WHEN FORMER Republican National Committee Chairman Ken Mehlman announced last week that he is gay, he expressed remorse for not doing more to advance gay rights when he was in a position of power in the Republican Party. “I can’t change the fact that I wasn’t in this place personally when I was in politics, and I genuinely regret that,’’ he said. Addressing those who doubt the sincerity of his regret, he added: “If they can’t offer support, at least offer understanding.’’
That’s a lot to ask for. Mehlman served as President George W. Bush’s reelection campaign manager at a time — 2004 — when Republicans sought to place anti-gay marriage referendums on state ballots in order to whip up anger among social conservatives and boost GOP turnout. In that role, Mehlman campaigned for politicians who demonized gays and backed an anti-gay marriage amendment to the US Constitution. Mehlman’s excuse — that he couldn’t stand up for gay rights because he wasn’t open about his own sexual orientation — isn’t entirely persuasive. He could have objected to these moves without outing himself.

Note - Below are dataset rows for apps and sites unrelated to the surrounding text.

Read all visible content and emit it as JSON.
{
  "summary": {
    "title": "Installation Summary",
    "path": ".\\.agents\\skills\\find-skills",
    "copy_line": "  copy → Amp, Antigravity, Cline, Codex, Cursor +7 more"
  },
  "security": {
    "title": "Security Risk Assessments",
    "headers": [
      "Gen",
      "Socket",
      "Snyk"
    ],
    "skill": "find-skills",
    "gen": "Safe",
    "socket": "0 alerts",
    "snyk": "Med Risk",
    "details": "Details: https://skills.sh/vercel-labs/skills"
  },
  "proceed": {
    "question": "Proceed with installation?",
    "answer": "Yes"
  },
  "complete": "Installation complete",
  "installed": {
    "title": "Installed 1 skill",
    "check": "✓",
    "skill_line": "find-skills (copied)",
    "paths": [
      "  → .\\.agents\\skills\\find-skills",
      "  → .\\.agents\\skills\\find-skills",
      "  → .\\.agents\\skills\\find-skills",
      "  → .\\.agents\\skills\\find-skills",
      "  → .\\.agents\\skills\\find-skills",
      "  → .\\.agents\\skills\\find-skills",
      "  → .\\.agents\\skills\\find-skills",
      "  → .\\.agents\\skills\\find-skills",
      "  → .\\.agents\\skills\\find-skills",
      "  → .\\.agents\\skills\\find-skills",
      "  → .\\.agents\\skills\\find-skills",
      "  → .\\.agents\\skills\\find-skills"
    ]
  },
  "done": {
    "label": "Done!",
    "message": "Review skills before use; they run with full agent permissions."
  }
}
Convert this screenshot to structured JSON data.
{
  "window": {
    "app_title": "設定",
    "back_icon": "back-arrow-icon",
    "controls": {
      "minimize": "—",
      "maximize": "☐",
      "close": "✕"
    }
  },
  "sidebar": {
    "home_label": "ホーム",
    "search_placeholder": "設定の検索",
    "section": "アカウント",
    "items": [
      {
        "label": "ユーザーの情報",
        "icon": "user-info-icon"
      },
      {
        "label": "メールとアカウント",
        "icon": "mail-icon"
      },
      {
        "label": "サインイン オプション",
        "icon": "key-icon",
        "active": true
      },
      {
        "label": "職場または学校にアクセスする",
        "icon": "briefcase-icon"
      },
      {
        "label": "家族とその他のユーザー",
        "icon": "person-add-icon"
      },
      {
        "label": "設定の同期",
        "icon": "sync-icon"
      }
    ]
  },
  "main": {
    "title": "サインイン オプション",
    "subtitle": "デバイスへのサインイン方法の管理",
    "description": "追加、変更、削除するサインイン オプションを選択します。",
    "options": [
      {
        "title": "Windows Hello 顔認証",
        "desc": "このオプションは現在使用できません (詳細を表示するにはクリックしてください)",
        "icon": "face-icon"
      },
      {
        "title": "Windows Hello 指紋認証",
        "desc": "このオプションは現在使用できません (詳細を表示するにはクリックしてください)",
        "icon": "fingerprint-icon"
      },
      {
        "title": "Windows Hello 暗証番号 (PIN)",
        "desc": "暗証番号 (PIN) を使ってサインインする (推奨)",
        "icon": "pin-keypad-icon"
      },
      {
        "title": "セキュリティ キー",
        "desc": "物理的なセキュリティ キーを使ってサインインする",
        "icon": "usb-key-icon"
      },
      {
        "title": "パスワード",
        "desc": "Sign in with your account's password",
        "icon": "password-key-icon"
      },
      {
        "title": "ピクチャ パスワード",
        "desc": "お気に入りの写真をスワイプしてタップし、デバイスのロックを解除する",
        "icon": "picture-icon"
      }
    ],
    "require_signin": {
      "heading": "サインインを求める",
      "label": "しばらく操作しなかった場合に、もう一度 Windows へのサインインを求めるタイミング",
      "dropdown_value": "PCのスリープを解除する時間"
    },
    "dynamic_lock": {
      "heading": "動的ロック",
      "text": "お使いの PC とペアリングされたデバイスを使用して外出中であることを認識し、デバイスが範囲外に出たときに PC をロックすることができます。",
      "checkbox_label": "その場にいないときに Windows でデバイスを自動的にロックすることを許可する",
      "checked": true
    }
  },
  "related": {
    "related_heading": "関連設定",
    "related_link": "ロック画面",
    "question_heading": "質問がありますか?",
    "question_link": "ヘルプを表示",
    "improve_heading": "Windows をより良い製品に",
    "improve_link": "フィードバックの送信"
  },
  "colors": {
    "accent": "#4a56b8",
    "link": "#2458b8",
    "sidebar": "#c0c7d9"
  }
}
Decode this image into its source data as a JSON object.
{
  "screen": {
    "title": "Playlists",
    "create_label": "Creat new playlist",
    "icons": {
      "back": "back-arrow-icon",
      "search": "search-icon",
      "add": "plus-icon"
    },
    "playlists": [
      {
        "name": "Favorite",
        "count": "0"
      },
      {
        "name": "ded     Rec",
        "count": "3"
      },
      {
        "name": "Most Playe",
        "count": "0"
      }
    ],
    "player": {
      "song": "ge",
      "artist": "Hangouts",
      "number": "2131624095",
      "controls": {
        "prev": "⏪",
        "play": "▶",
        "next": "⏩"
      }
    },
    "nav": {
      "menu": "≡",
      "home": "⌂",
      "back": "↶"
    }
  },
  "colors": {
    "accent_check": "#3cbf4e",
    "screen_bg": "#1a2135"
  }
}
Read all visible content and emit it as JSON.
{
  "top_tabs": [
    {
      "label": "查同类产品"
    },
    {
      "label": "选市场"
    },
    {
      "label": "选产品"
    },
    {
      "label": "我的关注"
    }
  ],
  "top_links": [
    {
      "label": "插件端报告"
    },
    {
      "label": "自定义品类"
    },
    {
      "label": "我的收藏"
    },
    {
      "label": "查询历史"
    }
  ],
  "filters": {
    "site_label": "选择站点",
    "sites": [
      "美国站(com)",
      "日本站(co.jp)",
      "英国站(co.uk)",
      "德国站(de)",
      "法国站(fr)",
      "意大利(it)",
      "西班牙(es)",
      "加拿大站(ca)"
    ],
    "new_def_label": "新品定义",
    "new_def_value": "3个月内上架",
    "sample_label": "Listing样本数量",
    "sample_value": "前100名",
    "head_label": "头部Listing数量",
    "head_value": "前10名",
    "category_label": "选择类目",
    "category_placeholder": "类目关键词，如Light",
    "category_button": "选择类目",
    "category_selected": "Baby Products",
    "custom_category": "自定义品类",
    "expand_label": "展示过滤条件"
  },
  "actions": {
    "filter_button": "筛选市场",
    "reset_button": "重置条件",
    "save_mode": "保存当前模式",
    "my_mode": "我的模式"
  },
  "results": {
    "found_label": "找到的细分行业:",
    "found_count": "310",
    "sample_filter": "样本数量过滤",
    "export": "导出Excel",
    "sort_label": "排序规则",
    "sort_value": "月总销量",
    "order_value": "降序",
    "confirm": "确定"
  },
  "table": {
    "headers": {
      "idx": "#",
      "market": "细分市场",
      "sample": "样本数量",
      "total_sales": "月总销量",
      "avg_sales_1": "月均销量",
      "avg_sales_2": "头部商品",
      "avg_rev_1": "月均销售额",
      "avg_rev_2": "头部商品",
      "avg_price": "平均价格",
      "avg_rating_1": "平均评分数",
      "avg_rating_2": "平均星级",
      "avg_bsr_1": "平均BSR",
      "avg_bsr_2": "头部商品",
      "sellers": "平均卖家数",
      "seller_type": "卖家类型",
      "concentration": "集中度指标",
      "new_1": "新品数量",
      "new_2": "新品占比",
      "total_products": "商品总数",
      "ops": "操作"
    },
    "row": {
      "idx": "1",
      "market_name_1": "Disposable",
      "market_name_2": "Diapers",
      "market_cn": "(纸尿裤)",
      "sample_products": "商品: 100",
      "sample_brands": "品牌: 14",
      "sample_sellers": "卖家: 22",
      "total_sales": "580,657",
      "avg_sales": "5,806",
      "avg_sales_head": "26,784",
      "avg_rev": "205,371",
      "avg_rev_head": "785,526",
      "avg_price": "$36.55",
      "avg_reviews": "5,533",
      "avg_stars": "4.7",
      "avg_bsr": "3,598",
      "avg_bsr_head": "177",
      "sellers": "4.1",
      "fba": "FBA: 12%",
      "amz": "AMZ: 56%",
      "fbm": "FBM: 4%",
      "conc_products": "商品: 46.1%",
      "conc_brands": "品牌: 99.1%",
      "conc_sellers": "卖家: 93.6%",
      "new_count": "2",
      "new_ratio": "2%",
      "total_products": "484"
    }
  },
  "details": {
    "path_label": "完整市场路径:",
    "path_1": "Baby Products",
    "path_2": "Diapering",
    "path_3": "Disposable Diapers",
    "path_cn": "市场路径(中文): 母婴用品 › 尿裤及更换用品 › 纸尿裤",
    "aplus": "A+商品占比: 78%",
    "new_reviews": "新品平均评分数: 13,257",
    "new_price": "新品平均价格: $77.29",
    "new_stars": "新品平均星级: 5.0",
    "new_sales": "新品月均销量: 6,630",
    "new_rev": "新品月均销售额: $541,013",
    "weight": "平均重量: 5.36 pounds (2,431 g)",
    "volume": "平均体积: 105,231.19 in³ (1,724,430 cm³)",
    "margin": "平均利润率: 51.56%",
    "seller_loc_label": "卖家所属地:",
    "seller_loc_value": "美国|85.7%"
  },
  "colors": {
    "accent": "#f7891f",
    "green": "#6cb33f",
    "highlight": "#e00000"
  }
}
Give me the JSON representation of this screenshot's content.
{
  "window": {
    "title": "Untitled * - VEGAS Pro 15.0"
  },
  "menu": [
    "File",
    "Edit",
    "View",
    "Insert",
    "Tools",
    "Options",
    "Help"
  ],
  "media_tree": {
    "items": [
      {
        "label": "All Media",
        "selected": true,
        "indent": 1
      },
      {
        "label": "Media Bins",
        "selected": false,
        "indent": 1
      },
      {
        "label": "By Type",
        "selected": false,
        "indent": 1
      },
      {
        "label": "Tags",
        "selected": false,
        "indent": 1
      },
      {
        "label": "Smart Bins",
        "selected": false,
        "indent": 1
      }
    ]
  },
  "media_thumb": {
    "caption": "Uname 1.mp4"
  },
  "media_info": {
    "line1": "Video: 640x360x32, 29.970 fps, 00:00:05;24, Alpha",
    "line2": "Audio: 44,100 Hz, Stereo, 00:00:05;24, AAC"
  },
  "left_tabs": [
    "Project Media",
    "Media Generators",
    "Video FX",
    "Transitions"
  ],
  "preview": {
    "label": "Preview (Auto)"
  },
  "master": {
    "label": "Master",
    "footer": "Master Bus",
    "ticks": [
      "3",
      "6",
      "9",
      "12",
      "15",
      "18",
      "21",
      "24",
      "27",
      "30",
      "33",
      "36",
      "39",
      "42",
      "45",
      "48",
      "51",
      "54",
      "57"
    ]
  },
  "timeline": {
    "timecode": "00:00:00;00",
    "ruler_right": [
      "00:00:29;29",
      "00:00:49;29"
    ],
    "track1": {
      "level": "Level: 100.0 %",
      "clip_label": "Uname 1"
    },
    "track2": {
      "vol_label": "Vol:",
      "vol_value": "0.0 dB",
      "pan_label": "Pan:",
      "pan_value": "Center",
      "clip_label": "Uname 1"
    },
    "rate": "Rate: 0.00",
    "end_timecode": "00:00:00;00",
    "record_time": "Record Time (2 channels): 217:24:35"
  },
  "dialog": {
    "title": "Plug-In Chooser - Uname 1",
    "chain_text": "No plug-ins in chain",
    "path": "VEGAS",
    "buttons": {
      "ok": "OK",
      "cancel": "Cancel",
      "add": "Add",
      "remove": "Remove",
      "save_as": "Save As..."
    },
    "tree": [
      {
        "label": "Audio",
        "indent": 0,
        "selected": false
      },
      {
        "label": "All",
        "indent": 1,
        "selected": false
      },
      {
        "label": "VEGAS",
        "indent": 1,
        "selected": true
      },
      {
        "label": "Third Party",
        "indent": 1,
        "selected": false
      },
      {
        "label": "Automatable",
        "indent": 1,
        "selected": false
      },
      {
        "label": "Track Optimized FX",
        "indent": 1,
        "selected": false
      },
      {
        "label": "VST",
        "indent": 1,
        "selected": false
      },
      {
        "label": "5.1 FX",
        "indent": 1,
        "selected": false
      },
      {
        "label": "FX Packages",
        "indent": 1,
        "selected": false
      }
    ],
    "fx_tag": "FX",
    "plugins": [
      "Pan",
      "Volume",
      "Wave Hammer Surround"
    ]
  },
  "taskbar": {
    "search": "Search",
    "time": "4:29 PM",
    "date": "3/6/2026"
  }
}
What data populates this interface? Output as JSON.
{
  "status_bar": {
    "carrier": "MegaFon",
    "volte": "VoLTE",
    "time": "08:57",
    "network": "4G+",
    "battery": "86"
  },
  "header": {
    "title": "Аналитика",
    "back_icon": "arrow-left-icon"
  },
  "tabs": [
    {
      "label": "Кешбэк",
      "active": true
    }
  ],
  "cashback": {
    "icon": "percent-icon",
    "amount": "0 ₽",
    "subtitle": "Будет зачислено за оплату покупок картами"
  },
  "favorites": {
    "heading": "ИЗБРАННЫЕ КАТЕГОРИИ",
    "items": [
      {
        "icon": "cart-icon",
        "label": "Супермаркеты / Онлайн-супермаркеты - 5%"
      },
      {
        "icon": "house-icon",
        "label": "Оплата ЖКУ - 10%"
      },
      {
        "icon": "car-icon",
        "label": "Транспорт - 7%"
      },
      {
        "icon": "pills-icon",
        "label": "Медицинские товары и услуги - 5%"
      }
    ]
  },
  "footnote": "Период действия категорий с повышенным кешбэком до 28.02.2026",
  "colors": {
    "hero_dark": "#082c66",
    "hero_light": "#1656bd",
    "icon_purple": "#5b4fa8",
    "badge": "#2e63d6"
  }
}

Nonetheless, it would be wrong to brush off Mehlman’s appeal for compassion. The coming out process can be complex and painful, especially for those who experience it publicly. To his credit, Mehlman has already begun to throw his weight behind gay causes. This year, he offered fundraising and strategic advice to the American Foundation for Equal Rights, the group that supported the legal challenge to California’s ballot initiative against gay marriage. As a high-profile, openly gay Republican, Mehlman is in a unique position to advance gay rights within his party. He might consider working to overturn some of the anti-gay measures he supported in the past. Then he could more credibly ask for the understanding — and support — he desires.